Speaking engagements are one of the most profitable routes for an ex-head of state to go down. In 2015, The Telegraph reported that Tony Blair can earn as much as £200,000 for a single speech. David Cameron charges £120,000 for an hour-long speech – that’s £2,000 a minute.

According to a 2012 BBC report, Gordon Brown received £74,936 for a speech for charity the ANAP Foundation and Nigerian newspaper This Day, £62,108 for a speech to a business newspaper in South Korea, £61,637 for one to a bank in Moscow, and £49,052 for one at a Saudi Arabian university (a spokeswoman for Brown did say this the money went to fund various charities though).

You don’t even have to have been PM either – Cameron’s former deputy Nick Clegg was charging £35,000 for a speech in 2015.

There is also the matter of book deals. David Cameron sold the rights to his memoir for a reported £800,000 in 2016, with the book For the Record set to hit shelves in September. Gordon Brown received a £78,000 advance for his tome on the global financial crisis, Beyond The Crash. But those are nothing compared the £4.6 million Blair received for his autobiography A Journey (all three donated their book profits to charity).

Of course, you can only watch so many reruns of Come Dine With Me, even if you are doing the odd speech and noodling away on your memoirs. So at some point, Theresa May will probably want to get another job. Probably some sort of advisory role. That should bode well for her as well.

In 2012, Gordon Brown received over £180,000 as Distinguished Global Leader in Residence at New York University. Nick Clegg now works for Facebook with a salary believed to be over £1 million a year. Earlier this year, David Cameron was made chair of US artificial intelligence firm Afiniti, with the role of “curating and overseeing the strategic guidance,” whatever that means.

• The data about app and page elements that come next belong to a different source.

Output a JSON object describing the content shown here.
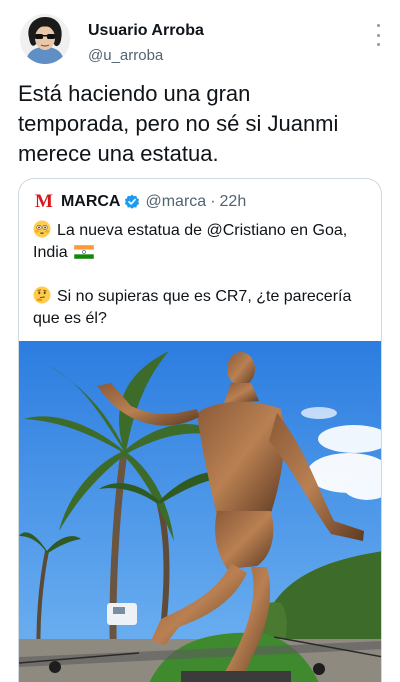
{
  "tweet": {
    "author_name": "Usuario Arroba",
    "author_handle": "@u_arroba",
    "text": "Está haciendo una gran\ntemporada, pero no sé si Juanmi\nmerece una estatua."
  },
  "quote": {
    "logo_text": "M",
    "name": "MARCA",
    "handle": "@marca",
    "separator": "·",
    "time": "22h",
    "line1": "La nueva estatua de @Cristiano en Goa,",
    "line2": "India",
    "line3": "Si no supieras que es CR7, ¿te parecería",
    "line4": "que es él?",
    "icons": [
      "flushed-face-icon",
      "india-flag-icon",
      "thinking-face-icon",
      "verified-badge-icon"
    ]
  },
  "colors": {
    "text": "#0f1419",
    "secondary": "#536471",
    "border": "#cfd9de",
    "marca_red": "#d9141b",
    "verified_blue": "#1d9bf0",
    "sky": "#3f8ee6"
  }
}
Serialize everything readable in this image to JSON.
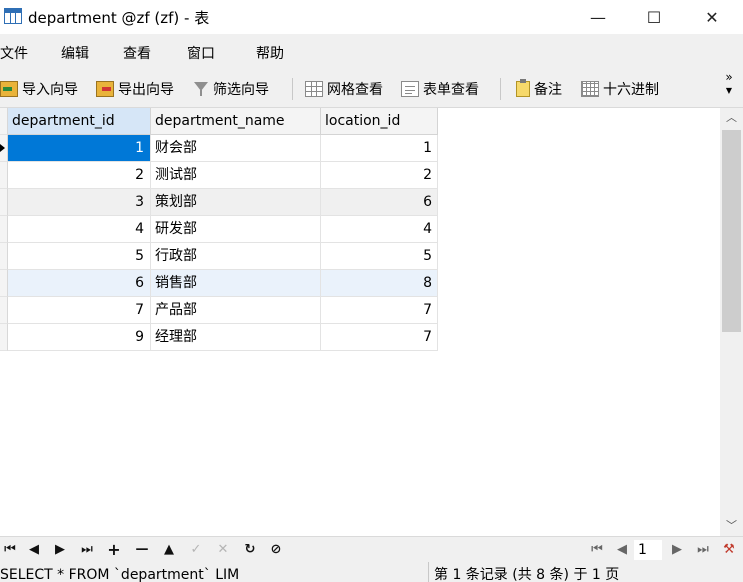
{
  "window": {
    "title": "department @zf (zf) - 表",
    "minimize_glyph": "—",
    "maximize_glyph": "☐",
    "close_glyph": "✕"
  },
  "menu": [
    "文件",
    "编辑",
    "查看",
    "窗口",
    "帮助"
  ],
  "toolbar": {
    "import_wizard": "导入向导",
    "export_wizard": "导出向导",
    "filter_wizard": "筛选向导",
    "grid_view": "网格查看",
    "form_view": "表单查看",
    "memo": "备注",
    "hex": "十六进制",
    "more_glyph": "»"
  },
  "table": {
    "columns": [
      "department_id",
      "department_name",
      "location_id"
    ],
    "rows": [
      {
        "department_id": "1",
        "department_name": "财会部",
        "location_id": "1"
      },
      {
        "department_id": "2",
        "department_name": "测试部",
        "location_id": "2"
      },
      {
        "department_id": "3",
        "department_name": "策划部",
        "location_id": "6"
      },
      {
        "department_id": "4",
        "department_name": "研发部",
        "location_id": "4"
      },
      {
        "department_id": "5",
        "department_name": "行政部",
        "location_id": "5"
      },
      {
        "department_id": "6",
        "department_name": "销售部",
        "location_id": "8"
      },
      {
        "department_id": "7",
        "department_name": "产品部",
        "location_id": "7"
      },
      {
        "department_id": "9",
        "department_name": "经理部",
        "location_id": "7"
      }
    ],
    "selected_row": 0
  },
  "navigator": {
    "first": "⏮",
    "prev": "◀",
    "next": "▶",
    "last": "⏭",
    "add": "+",
    "delete": "—",
    "up": "▲",
    "apply": "✓",
    "cancel": "✕",
    "refresh": "↻",
    "stop": "⊘",
    "page_first": "⏮",
    "page_prev": "◀",
    "page_value": "1",
    "page_next": "▶",
    "page_last": "⏭",
    "settings": "⚒"
  },
  "status": {
    "sql": "SELECT * FROM `department` LIMIT",
    "record_info": "第 1 条记录 (共 8 条) 于 1 页"
  },
  "colors": {
    "selection": "#0078d7",
    "header_highlight": "#d6e6f7",
    "chrome": "#f0f0f0"
  }
}
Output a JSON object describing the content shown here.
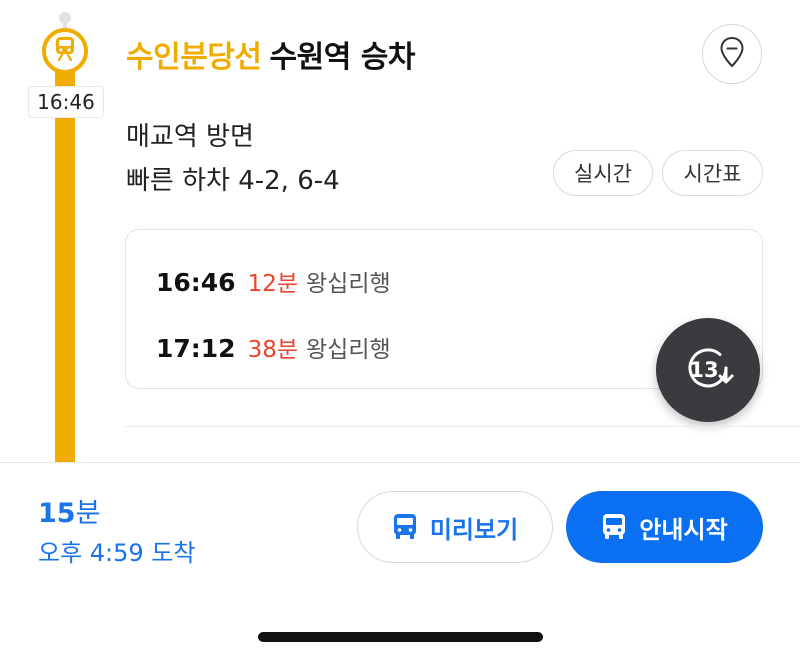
{
  "timeline": {
    "departure_time": "16:46",
    "line_color": "#f0ad00",
    "icon": "train-icon"
  },
  "header": {
    "line_name": "수인분당선",
    "station_action": "수원역 승차",
    "pin_icon": "location-pin-icon"
  },
  "info": {
    "direction": "매교역 방면",
    "fast_exit": "빠른 하차 4-2, 6-4",
    "realtime_label": "실시간",
    "timetable_label": "시간표"
  },
  "arrivals": [
    {
      "time": "16:46",
      "minutes": "12분",
      "destination": "왕십리행"
    },
    {
      "time": "17:12",
      "minutes": "38분",
      "destination": "왕십리행"
    }
  ],
  "refresh": {
    "countdown": "13",
    "icon": "refresh-icon"
  },
  "summary": {
    "duration_value": "15",
    "duration_unit": "분",
    "arrival": "오후 4:59 도착"
  },
  "actions": {
    "preview_label": "미리보기",
    "start_label": "안내시작",
    "icon": "bus-icon"
  },
  "colors": {
    "accent_blue": "#1a73e8",
    "primary_button": "#0b6ff2",
    "minutes_red": "#e9452f"
  }
}
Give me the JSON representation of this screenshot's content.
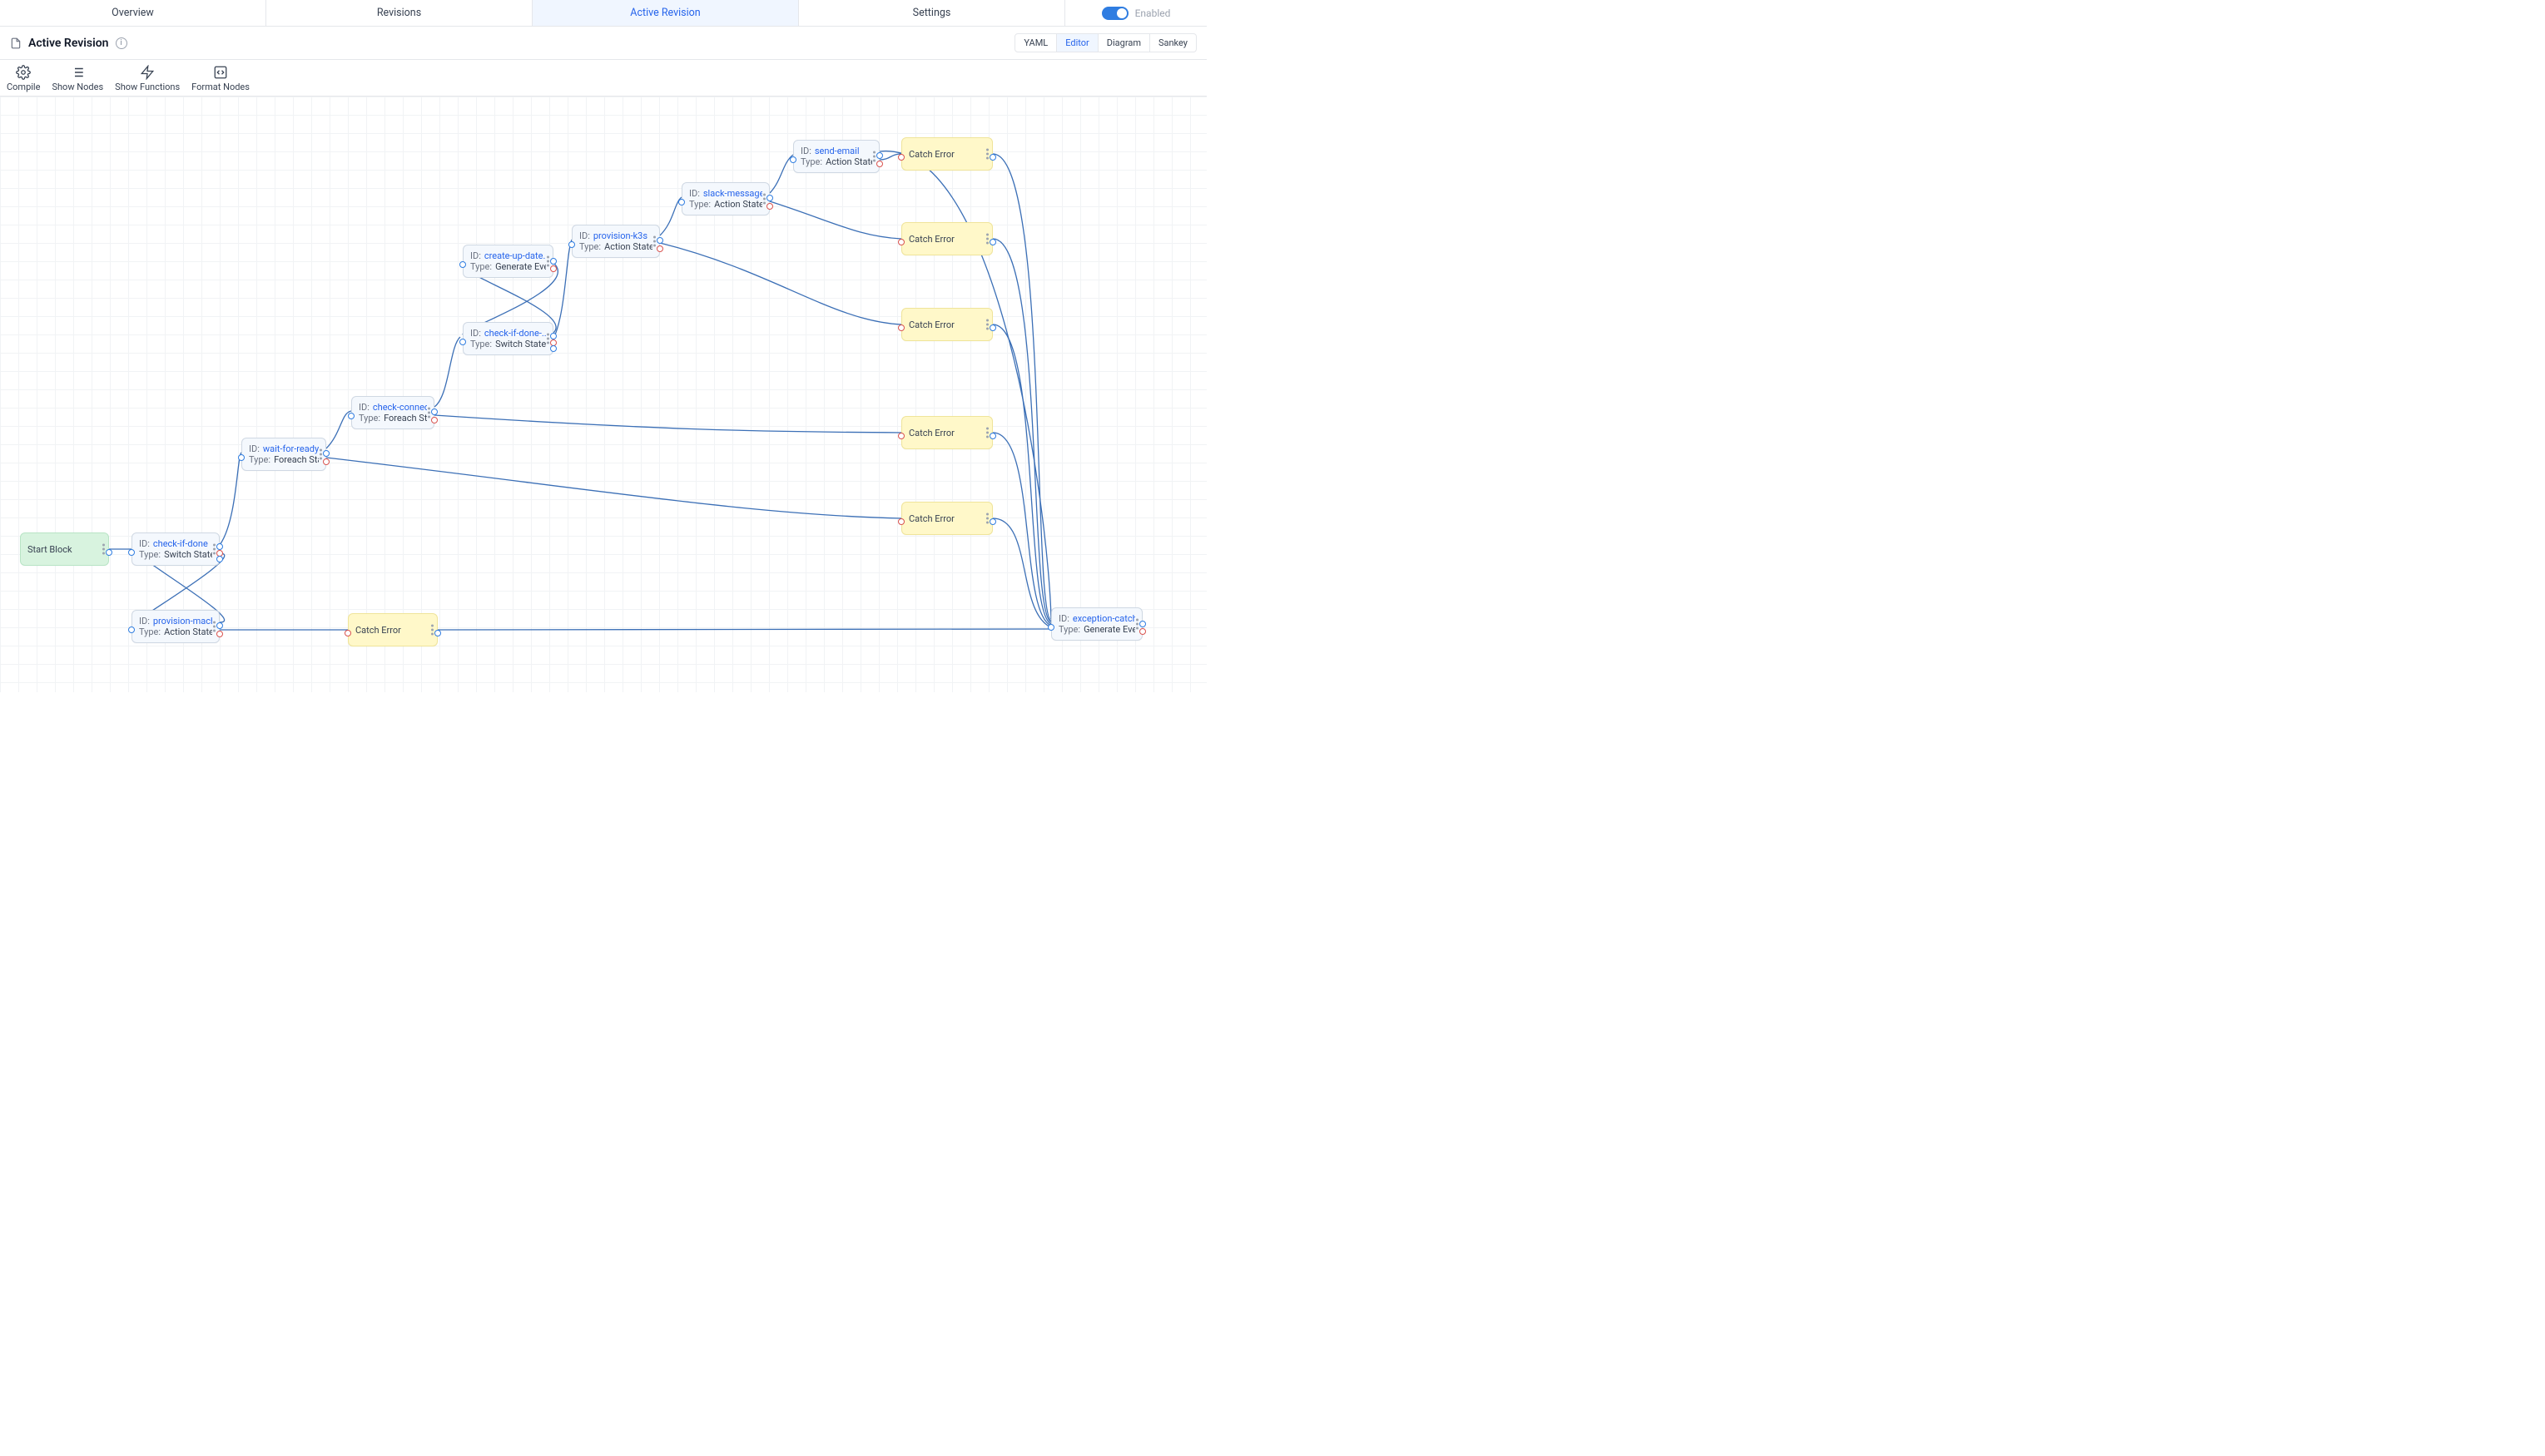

Former ministers are expected to wait three months before taking on a second job – so Theresa May has a bit of time to just chill, and catch up on all the Marvel movies she’s missed. But don’t be surprised when we start getting the news stories about how much money she is earning in her post-political career.